Narrabeen Baptist Church – Thursday, 11 May

Time: 7.00pm – 8:30pm
Address: 13 Grenfell Avenue, North Narrabeen. Map.
Cost: Free.
More details: here.
Topic: Join us to hear from Sydney University Astrophysicist Dr Luke Barnes and then we’ll open the floor up for a question and answer time when you can draw on Dr Barnes’ knowledge. Please come with all questions you’ve ever wrestled through relating to science. It promises to be a great evening for all inquiring minds.

All are welcome.

Pint of Science, Sydney – Tuesday, 16 May

Time: 7.00pm – 9:30pm
Address: Bar Cleveland 433 Cleveland St, Surry Hills. Map.
Cost: $5.
More details: here, including tickets.
Topic: Three talks, which will aim to change the Laws of Physics. Prof. Jason Twamley will talk about quantum computing and the important of such research. Astrophysicist Dr. George Hobbs will explain what mysterious pulsars are and why their study is so important for physicists. After the break, cosmologist Dr. Luke Barnes will challenge our understanding of the physical constants to demonstrate that we live in a finely-tuned Universe. This event is for those aged 18 years and older.

St Mark’s Lecture – Wednesday, 24 May

Time: 7.30pm
Address: 1 Greenoaks Ave, Darling Point. Map.
Cost: Free.
More details: here.
Topic: Order and Cosmos. This is a new one. I’ll be talking about entropy and order in the universe.

Mount Stromlo Public Astronomy Night – Thursday, 18 August (with Geraint)

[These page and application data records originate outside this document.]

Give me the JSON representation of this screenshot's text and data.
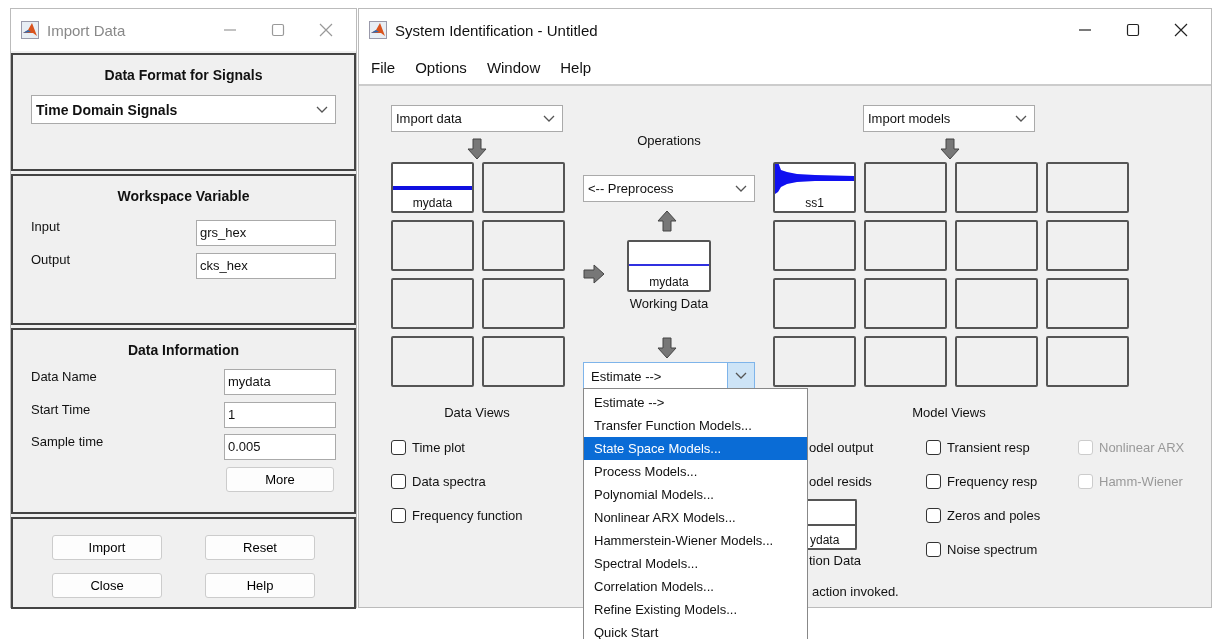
{
  "import_window": {
    "title": "Import Data",
    "data_format": {
      "heading": "Data Format for Signals",
      "value": "Time Domain Signals"
    },
    "workspace": {
      "heading": "Workspace Variable",
      "fields": [
        {
          "label": "Input",
          "value": "grs_hex"
        },
        {
          "label": "Output",
          "value": "cks_hex"
        }
      ]
    },
    "info": {
      "heading": "Data Information",
      "fields": [
        {
          "label": "Data Name",
          "value": "mydata"
        },
        {
          "label": "Start Time",
          "value": "1"
        },
        {
          "label": "Sample time",
          "value": "0.005"
        }
      ],
      "more_button": "More"
    },
    "buttons": [
      "Import",
      "Reset",
      "Close",
      "Help"
    ]
  },
  "sysid_window": {
    "title": "System Identification - Untitled",
    "menu": [
      "File",
      "Options",
      "Window",
      "Help"
    ],
    "import_data": "Import data",
    "data_board": [
      {
        "kind": "data",
        "label": "mydata"
      },
      {
        "kind": "empty"
      },
      {
        "kind": "empty"
      },
      {
        "kind": "empty"
      },
      {
        "kind": "empty"
      },
      {
        "kind": "empty"
      },
      {
        "kind": "empty"
      },
      {
        "kind": "empty"
      }
    ],
    "operations": {
      "heading": "Operations",
      "preprocess": "<-- Preprocess",
      "working_data": {
        "label": "mydata",
        "caption": "Working Data"
      },
      "estimate": "Estimate -->"
    },
    "import_models": "Import models",
    "model_board": [
      {
        "kind": "model",
        "label": "ss1"
      },
      {
        "kind": "empty"
      },
      {
        "kind": "empty"
      },
      {
        "kind": "empty"
      },
      {
        "kind": "empty"
      },
      {
        "kind": "empty"
      },
      {
        "kind": "empty"
      },
      {
        "kind": "empty"
      },
      {
        "kind": "empty"
      },
      {
        "kind": "empty"
      },
      {
        "kind": "empty"
      },
      {
        "kind": "empty"
      },
      {
        "kind": "empty"
      },
      {
        "kind": "empty"
      },
      {
        "kind": "empty"
      },
      {
        "kind": "empty"
      }
    ],
    "data_views": {
      "heading": "Data Views",
      "options": [
        {
          "label": "Time plot",
          "checked": false
        },
        {
          "label": "Data spectra",
          "checked": false
        },
        {
          "label": "Frequency function",
          "checked": false
        }
      ]
    },
    "model_views": {
      "heading": "Model Views",
      "covered_options": [
        "odel output",
        "odel resids"
      ],
      "options": [
        {
          "label": "Transient resp",
          "checked": false,
          "disabled": false
        },
        {
          "label": "Frequency resp",
          "checked": false,
          "disabled": false
        },
        {
          "label": "Zeros and poles",
          "checked": false,
          "disabled": false
        },
        {
          "label": "Noise spectrum",
          "checked": false,
          "disabled": false
        }
      ],
      "extra_options": [
        {
          "label": "Nonlinear ARX",
          "checked": false,
          "disabled": true
        },
        {
          "label": "Hamm-Wiener",
          "checked": false,
          "disabled": true
        }
      ]
    },
    "validation_data": {
      "label": "ydata",
      "caption": "tion Data"
    },
    "status": "action invoked."
  },
  "estimate_menu": [
    {
      "label": "Estimate -->",
      "selected": false
    },
    {
      "label": "Transfer Function Models...",
      "selected": false
    },
    {
      "label": "State Space Models...",
      "selected": true
    },
    {
      "label": "Process Models...",
      "selected": false
    },
    {
      "label": "Polynomial Models...",
      "selected": false
    },
    {
      "label": "Nonlinear ARX Models...",
      "selected": false
    },
    {
      "label": "Hammerstein-Wiener Models...",
      "selected": false
    },
    {
      "label": "Spectral Models...",
      "selected": false
    },
    {
      "label": "Correlation Models...",
      "selected": false
    },
    {
      "label": "Refine Existing Models...",
      "selected": false
    },
    {
      "label": "Quick Start",
      "selected": false
    }
  ]
}
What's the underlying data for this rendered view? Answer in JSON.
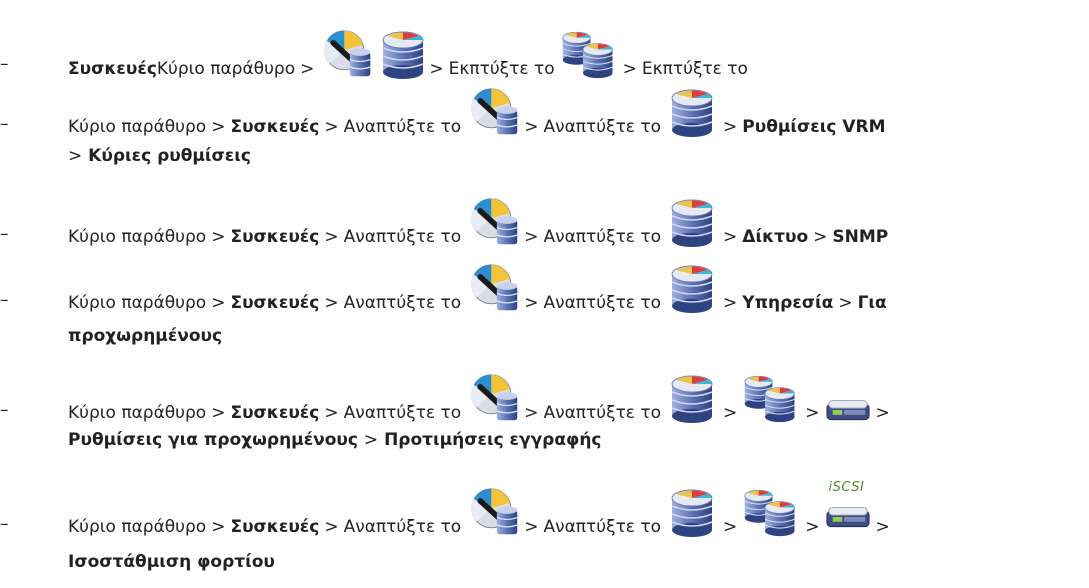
{
  "sep": ">",
  "dash": "–",
  "lines": [
    {
      "bold1": "Συσκευές",
      "t1": "Κύριο παράθυρο",
      "t2": "Εκπτύξτε το",
      "t3": "Εκπτύξτε το"
    },
    {
      "t1": "Κύριο παράθυρο",
      "bold1": "Συσκευές",
      "t2": "Αναπτύξτε το",
      "t3": "Αναπτύξτε το",
      "bold2": "Ρυθμίσεις VRM",
      "bold3": "Κύριες ρυθμίσεις"
    },
    {
      "t1": "Κύριο παράθυρο",
      "bold1": "Συσκευές",
      "t2": "Αναπτύξτε το",
      "t3": "Αναπτύξτε το",
      "bold2": "Δίκτυο",
      "bold3": "SNMP"
    },
    {
      "t1": "Κύριο παράθυρο",
      "bold1": "Συσκευές",
      "t2": "Αναπτύξτε το",
      "t3": "Αναπτύξτε το",
      "bold2": "Υπηρεσία",
      "bold3": "Για",
      "bold4": "προχωρημένους"
    },
    {
      "t1": "Κύριο παράθυρο",
      "bold1": "Συσκευές",
      "t2": "Αναπτύξτε το",
      "t3": "Αναπτύξτε το",
      "bold2": "Ρυθμίσεις για προχωρημένους",
      "bold3": "Προτιμήσεις εγγραφής"
    },
    {
      "t1": "Κύριο παράθυρο",
      "bold1": "Συσκευές",
      "t2": "Αναπτύξτε το",
      "t3": "Αναπτύξτε το",
      "bold2": "Ισοστάθμιση φορτίου",
      "badge": "iSCSI"
    }
  ],
  "icons": {
    "vrm": "vrm-server-icon",
    "pool": "storage-pool-icon",
    "dbpair": "database-pair-icon",
    "device": "storage-device-icon",
    "iscsi": "iscsi-device-icon"
  }
}
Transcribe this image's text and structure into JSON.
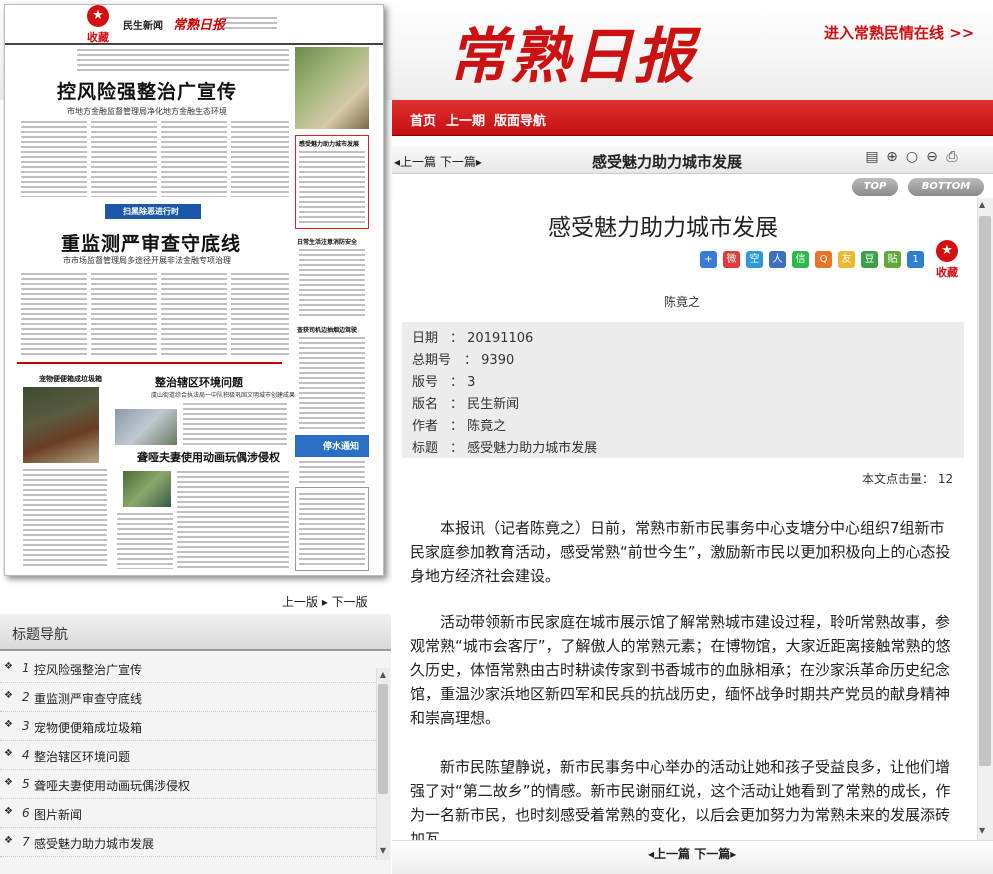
{
  "header": {
    "logo": "常熟日报",
    "minqing_link": "进入常熟民情在线 >>"
  },
  "nav": {
    "home": "首页",
    "prev_issue": "上一期",
    "page_nav": "版面导航"
  },
  "paper": {
    "collect": "收藏",
    "section_name": "民生新闻",
    "brand": "常熟日报",
    "headline1": "控风险强整治广宣传",
    "sub1": "市地方金融监督管理局净化地方金融生态环境",
    "banner": "扫黑除恶进行时",
    "headline2": "重监测严审查守底线",
    "sub2": "市市场监督管理局多途径开展非法金融专项治理",
    "boxed_title": "感受魅力助力城市发展",
    "col_title1": "日常生活注意消防安全",
    "col_title2": "查获司机边抽烟边驾驶",
    "pet_title": "宠物便便箱成垃圾箱",
    "zhengzhi": "整治辖区环境问题",
    "zhengzhi_sub": "虞山街道综合执法局一中队积极巩固文明城市创建成果",
    "yaya": "聋哑夫妻使用动画玩偶涉侵权",
    "stop_notice": "停水通知"
  },
  "page_nav_left": "上一版 ▸ 下一版",
  "title_nav": {
    "heading": "标题导航",
    "items": [
      {
        "num": "1",
        "text": "控风险强整治广宣传"
      },
      {
        "num": "2",
        "text": "重监测严审查守底线"
      },
      {
        "num": "3",
        "text": "宠物便便箱成垃圾箱"
      },
      {
        "num": "4",
        "text": "整治辖区环境问题"
      },
      {
        "num": "5",
        "text": "聋哑夫妻使用动画玩偶涉侵权"
      },
      {
        "num": "6",
        "text": "图片新闻"
      },
      {
        "num": "7",
        "text": "感受魅力助力城市发展"
      }
    ]
  },
  "article": {
    "toolbar_nav": "◂上一篇 下一篇▸",
    "toolbar_title": "感受魅力助力城市发展",
    "btn_top": "TOP",
    "btn_bottom": "BOTTOM",
    "title": "感受魅力助力城市发展",
    "collect": "收藏",
    "author": "陈竟之",
    "meta": {
      "date_label": "日期",
      "date": "20191106",
      "total_label": "总期号",
      "total": "9390",
      "page_label": "版号",
      "page": "3",
      "section_label": "版名",
      "section": "民生新闻",
      "author_label": "作者",
      "author": "陈竟之",
      "title_label": "标题",
      "title": "感受魅力助力城市发展"
    },
    "hits": "本文点击量： 12",
    "paragraphs": [
      "本报讯（记者陈竟之）日前，常熟市新市民事务中心支塘分中心组织7组新市民家庭参加教育活动，感受常熟“前世今生”，激励新市民以更加积极向上的心态投身地方经济社会建设。",
      "活动带领新市民家庭在城市展示馆了解常熟城市建设过程，聆听常熟故事，参观常熟“城市会客厅”，了解傲人的常熟元素；在博物馆，大家近距离接触常熟的悠久历史，体悟常熟由古时耕读传家到书香城市的血脉相承；在沙家浜革命历史纪念馆，重温沙家浜地区新四军和民兵的抗战历史，缅怀战争时期共产党员的献身精神和崇高理想。",
      "新市民陈望静说，新市民事务中心举办的活动让她和孩子受益良多，让他们增强了对“第二故乡”的情感。新市民谢丽红说，这个活动让她看到了常熟的成长，作为一名新市民，也时刻感受着常熟的变化，以后会更加努力为常熟未来的发展添砖加瓦。"
    ],
    "bottom_nav": "◂上一篇 下一篇▸"
  },
  "colors": {
    "brand_red": "#cc1111",
    "nav_red": "#d42020",
    "meta_bg": "#ececec"
  }
}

Time: 7pm
Address: Mt Stromlo Observatory Visitor Centre, Cotter Road Weston Creek, ACT. Map.
Cost: Gold coin donation. Booking is essential.
More details: here.
Topic: Mount Stromlo Observatory in conjunction with the Canberra Astronomical Society invite the Canberra community to attend our public observing nights of 2017. Come and see the rings of Saturn, the craters of the moon as well as beautiful star clusters and nebulae. On the night attendees will be taken on a ‘tour of the universe’ with talks by astronomers from Mt. Stromlo Observatory and observations on several telescopes.

Geraint Lewis is a Professor of Astrophysics, a cosmologist who studies dark matter, dark energy, and the evolution of the universe. Luke Barnes is a Postdoctoral Researcher who studies galaxy formation and the fine-tuning of the universe for life. They are authors of “A Fortunate Universe: Life in a finely tuned cosmos”, and work at the University of Sydney’s School of Physics.

Warm clothing is recommended. Southern Cross Stromlo will also be open to serve cold and warm drinks, snacks, and hot soup and roll. In the event of cloudy/bad weather, star gazing will be cancelled and the cafe may be closed (the talks will occur regardless of the weather). You can check out the weather at Mt Stromlo using our all sky camera.